*** Opening SOURCE DATA ***

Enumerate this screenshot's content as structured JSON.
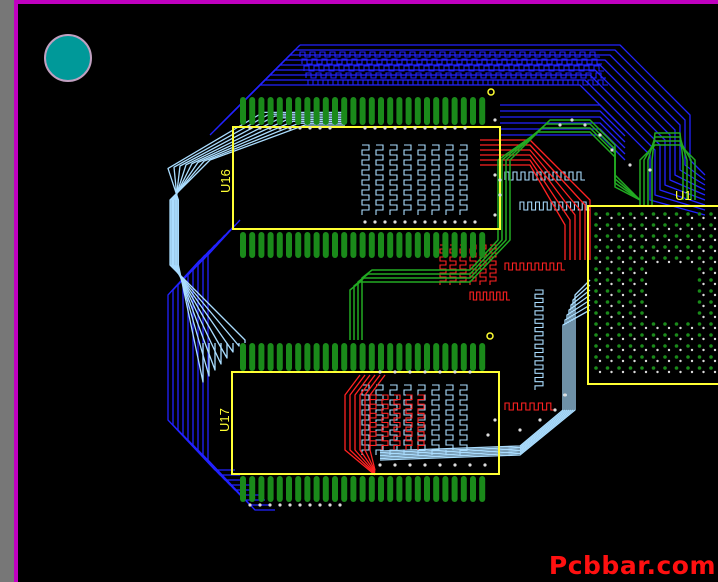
{
  "colors": {
    "board": "#000000",
    "outline": "#c000c0",
    "rail": "#777777",
    "silkscreen": "#ffff33",
    "pad": "#1a8a1a",
    "top_trace": "#ff2222",
    "bottom_trace": "#2222ff",
    "inner_trace": "#aaddff",
    "green_trace": "#22aa22",
    "via": "#dddddd",
    "mounting_hole": "#009999",
    "watermark": "#ff1010"
  },
  "components": [
    {
      "ref": "U16",
      "type": "TSOP-54 memory"
    },
    {
      "ref": "U17",
      "type": "TSOP-54 memory"
    },
    {
      "ref": "U1",
      "type": "BGA processor"
    }
  ],
  "mounting_hole": {
    "icon": "mounting-hole-icon"
  },
  "watermark": "Pcbbar.com"
}
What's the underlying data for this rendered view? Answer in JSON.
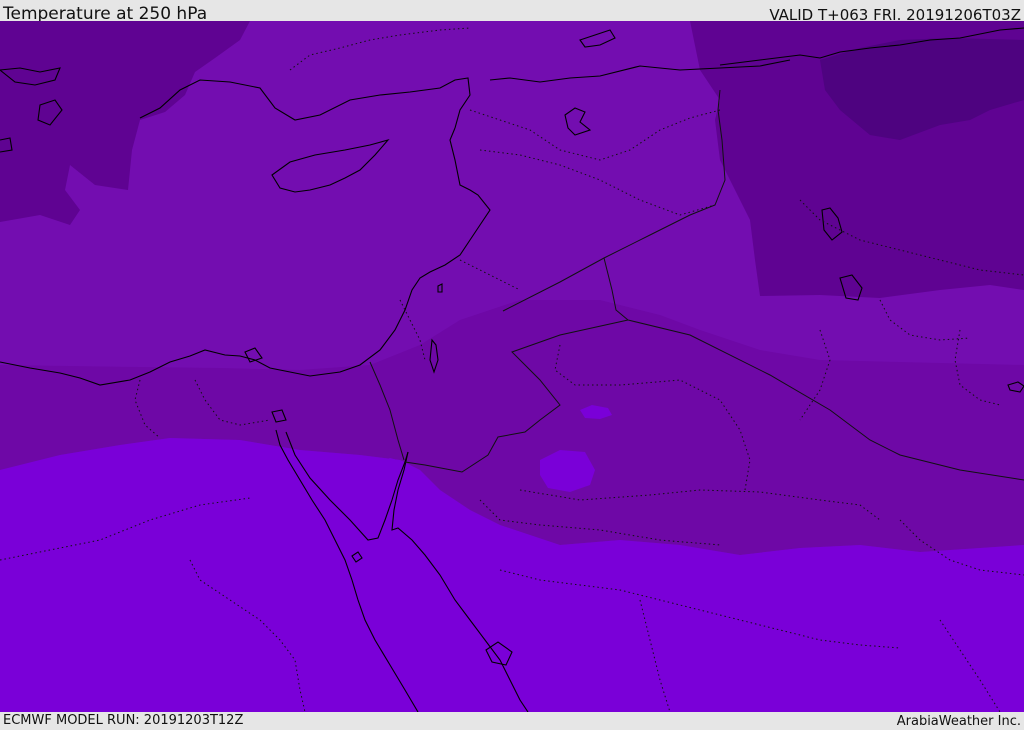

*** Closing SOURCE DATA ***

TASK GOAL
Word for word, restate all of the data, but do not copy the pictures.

WRITTEN SOLUTION
Enumerate this screenshot's content as structured JSON.
{
  "colors": {
    "board": "#000000",
    "outline": "#c000c0",
    "rail": "#777777",
    "silkscreen": "#ffff33",
    "pad": "#1a8a1a",
    "top_trace": "#ff2222",
    "bottom_trace": "#2222ff",
    "inner_trace": "#aaddff",
    "green_trace": "#22aa22",
    "via": "#dddddd",
    "mounting_hole": "#009999",
    "watermark": "#ff1010"
  },
  "components": [
    {
      "ref": "U16",
      "type": "TSOP-54 memory"
    },
    {
      "ref": "U17",
      "type": "TSOP-54 memory"
    },
    {
      "ref": "U1",
      "type": "BGA processor"
    }
  ],
  "mounting_hole": {
    "icon": "mounting-hole-icon"
  },
  "watermark": "Pcbbar.com"
}
What's the underlying data for this rendered view? Answer in JSON.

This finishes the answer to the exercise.